Tuesday, 7 March 2017

Apna arrives

This week the Apna joined us at the Dave Pearson Trust, and today the first proper class was held in the downstairs room - an EFL class - and about 10 women from the South Asian community attended, with a teacher provided by the Lancashire BME organisation and a local woman, Hina, supervising. 

The downstairs room that the Apna has taken over is now suitably comfortable, with better heating and appropriate Islamic artwork (above). Afterwards the teacher was shown around the building by Hina and Arry Nessa, who is managing Apna, and shares a desk in our upstairs office - alongside myself and Ella Cole.   

Although we've made a few sacrifices in order to accommodate the group, it's been relatively straightforward, and the studio still holds thousands of Dave Pearson's paintings and artworks. In fact the effect has been to make us rethink and redesign things, so in may ways the building now provides an even better home for the work. For example, we've replaced the Apna room as a showing space for Dave Pearson's work by improving the upstairs landing gallery (below).

Best of all the building is now far livelier, as naturally it's attracting more visitors. There's now absolutely no danger of it becoming a dead storage facility. We've had to create new security systems and update our facilities, but its been good for the Trust to smarten things up a little, and create a facility that now has a real community function. 

We're convinced that Dave would have approved, and we feel that the decision to invite Apna to join us has been a situation that everyone has gained from. 

Monday, 20 February 2017

The Cellar

As we are reorganising things at Dave Pearson's studio, in order to create space to accommodate Apna and the South Asian heritage womens groups that will be using the downstairs rooms, we've been looking at the other spaces in the building with fresh eyes.

One of these spaces is the cellar area. This was by-passed during the refurb work on the property in 2009. The building, on Manchester Road, Haslingden, is a terrace, but a rather grand terrace. It would probably have been the house for a professional - maybe a lawyer, or a senior manager in one of the mills. They would have had servants, and the upper floor is probably where the servants slept. The cellar would have been the servants working area, with their own stove, boiler (for cooking and cleaning for the owner, no doubt) etc. Now days the cellar has no natural light (it's below ground level) but originally it would have had lighting from pavement grills. 

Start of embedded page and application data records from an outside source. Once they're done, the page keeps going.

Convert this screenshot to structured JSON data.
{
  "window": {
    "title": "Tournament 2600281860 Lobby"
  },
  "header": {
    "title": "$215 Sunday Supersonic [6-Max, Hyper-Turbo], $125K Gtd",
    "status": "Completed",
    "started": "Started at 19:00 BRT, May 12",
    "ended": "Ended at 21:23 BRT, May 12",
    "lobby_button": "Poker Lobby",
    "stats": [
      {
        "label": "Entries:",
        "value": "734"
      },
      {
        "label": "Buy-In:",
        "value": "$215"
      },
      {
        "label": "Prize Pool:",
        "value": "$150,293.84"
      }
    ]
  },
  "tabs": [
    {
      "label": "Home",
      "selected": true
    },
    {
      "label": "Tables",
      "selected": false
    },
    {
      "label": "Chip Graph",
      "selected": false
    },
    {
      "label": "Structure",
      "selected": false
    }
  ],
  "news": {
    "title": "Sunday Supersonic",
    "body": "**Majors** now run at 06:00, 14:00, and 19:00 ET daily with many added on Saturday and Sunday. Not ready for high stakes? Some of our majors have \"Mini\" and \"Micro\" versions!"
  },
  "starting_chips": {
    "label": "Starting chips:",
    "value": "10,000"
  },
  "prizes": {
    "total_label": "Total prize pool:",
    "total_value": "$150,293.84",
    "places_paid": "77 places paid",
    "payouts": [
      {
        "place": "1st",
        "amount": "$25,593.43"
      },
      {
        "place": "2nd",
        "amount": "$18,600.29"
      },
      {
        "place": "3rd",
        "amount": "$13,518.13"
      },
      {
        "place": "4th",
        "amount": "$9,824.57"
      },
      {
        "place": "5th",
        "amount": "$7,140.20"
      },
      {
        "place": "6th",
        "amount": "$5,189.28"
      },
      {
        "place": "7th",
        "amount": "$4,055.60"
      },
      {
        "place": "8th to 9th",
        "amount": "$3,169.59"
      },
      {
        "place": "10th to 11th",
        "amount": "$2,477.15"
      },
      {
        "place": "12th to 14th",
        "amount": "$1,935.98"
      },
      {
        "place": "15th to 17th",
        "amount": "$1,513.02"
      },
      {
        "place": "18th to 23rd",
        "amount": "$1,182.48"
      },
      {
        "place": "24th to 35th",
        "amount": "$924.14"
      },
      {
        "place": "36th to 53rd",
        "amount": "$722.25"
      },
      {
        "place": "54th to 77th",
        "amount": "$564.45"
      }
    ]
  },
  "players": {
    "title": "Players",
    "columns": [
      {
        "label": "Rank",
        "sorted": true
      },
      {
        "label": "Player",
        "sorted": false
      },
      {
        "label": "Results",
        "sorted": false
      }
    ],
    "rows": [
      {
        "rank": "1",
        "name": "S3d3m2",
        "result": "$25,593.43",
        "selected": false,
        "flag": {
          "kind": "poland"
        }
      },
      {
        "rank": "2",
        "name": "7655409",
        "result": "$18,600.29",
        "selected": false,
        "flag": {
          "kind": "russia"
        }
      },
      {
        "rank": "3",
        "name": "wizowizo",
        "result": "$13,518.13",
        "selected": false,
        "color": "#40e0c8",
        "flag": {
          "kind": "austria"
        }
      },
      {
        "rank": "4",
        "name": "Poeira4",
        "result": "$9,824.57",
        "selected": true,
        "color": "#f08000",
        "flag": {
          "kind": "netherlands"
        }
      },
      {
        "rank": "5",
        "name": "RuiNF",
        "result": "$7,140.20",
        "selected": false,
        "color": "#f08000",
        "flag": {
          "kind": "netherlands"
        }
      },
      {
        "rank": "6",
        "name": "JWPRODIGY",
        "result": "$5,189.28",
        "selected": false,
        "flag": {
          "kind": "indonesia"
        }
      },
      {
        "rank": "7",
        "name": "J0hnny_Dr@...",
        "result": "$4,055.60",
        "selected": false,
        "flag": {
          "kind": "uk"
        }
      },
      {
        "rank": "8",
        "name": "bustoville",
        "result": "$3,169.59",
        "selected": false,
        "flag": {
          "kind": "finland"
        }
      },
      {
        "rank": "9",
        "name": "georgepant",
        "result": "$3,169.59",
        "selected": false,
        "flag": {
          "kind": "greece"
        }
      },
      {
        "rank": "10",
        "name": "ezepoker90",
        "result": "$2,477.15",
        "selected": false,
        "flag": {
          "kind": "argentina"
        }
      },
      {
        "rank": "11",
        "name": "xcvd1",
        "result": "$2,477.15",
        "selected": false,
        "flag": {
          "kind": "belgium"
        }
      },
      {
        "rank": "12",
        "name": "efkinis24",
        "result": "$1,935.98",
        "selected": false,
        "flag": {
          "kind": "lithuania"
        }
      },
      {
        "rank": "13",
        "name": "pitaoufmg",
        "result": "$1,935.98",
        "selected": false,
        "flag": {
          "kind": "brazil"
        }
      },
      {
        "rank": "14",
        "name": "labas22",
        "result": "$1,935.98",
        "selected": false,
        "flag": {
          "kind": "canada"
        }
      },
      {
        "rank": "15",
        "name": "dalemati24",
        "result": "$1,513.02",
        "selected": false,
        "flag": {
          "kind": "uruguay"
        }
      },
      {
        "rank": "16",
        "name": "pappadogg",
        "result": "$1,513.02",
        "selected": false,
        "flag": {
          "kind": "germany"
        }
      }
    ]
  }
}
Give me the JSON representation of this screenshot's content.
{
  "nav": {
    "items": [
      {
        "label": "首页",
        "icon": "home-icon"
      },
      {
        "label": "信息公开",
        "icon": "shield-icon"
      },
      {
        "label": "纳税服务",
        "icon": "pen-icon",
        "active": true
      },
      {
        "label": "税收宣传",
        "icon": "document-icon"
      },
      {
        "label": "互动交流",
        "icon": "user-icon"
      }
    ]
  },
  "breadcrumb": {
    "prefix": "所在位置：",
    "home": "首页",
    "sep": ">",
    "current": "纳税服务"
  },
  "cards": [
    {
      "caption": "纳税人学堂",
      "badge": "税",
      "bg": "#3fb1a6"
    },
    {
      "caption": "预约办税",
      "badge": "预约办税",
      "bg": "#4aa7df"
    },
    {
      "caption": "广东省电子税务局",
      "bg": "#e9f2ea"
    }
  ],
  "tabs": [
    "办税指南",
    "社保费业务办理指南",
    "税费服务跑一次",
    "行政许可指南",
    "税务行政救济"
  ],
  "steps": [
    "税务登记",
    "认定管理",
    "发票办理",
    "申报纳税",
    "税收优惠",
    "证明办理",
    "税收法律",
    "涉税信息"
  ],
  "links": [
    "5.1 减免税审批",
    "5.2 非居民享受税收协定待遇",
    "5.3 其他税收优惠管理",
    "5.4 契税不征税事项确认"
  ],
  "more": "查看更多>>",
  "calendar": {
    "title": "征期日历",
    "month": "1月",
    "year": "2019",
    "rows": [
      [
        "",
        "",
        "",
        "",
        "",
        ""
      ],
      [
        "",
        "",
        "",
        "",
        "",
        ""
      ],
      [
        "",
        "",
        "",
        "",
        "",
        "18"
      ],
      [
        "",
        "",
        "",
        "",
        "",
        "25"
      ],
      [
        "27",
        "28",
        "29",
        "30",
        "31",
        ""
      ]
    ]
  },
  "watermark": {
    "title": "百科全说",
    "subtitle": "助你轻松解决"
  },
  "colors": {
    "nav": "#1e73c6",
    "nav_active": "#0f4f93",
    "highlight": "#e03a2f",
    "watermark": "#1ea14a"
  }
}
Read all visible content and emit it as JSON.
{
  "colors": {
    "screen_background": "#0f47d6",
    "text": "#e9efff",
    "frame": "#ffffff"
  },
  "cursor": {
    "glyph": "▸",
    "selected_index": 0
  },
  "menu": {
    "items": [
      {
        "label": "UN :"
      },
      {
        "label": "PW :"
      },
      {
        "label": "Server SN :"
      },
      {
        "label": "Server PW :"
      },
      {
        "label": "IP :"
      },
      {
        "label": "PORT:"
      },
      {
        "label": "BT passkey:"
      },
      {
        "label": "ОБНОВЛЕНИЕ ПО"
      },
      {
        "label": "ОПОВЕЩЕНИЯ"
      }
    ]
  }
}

Because the house was bought by Dave in the late 70s as his studio, it hasn't been lived in for a long time, so it retains the original fireplaces, tiled floors, etched windows and the cellar, although in a rough condition, still has its Victorian fittings. Above, from the top, are the stone slab table to conserve meats and dairy; centre the old sink and internal drain (plus bricks up window); and at the bottom a view of one of the cellar rooms showing the stove, the boiler and the stone sink.

At present we use it as store for old archive material, and various odds and ends. It's actually quite a sizeable area so it has potential - as a gallery space, for example. It's not too damp either. Access is down some very pokey stone stairs, and there would be fire-escape issues, but I wonder what could be done if we decided to use it more effectively. Does anybody have experience of this sort of conversion?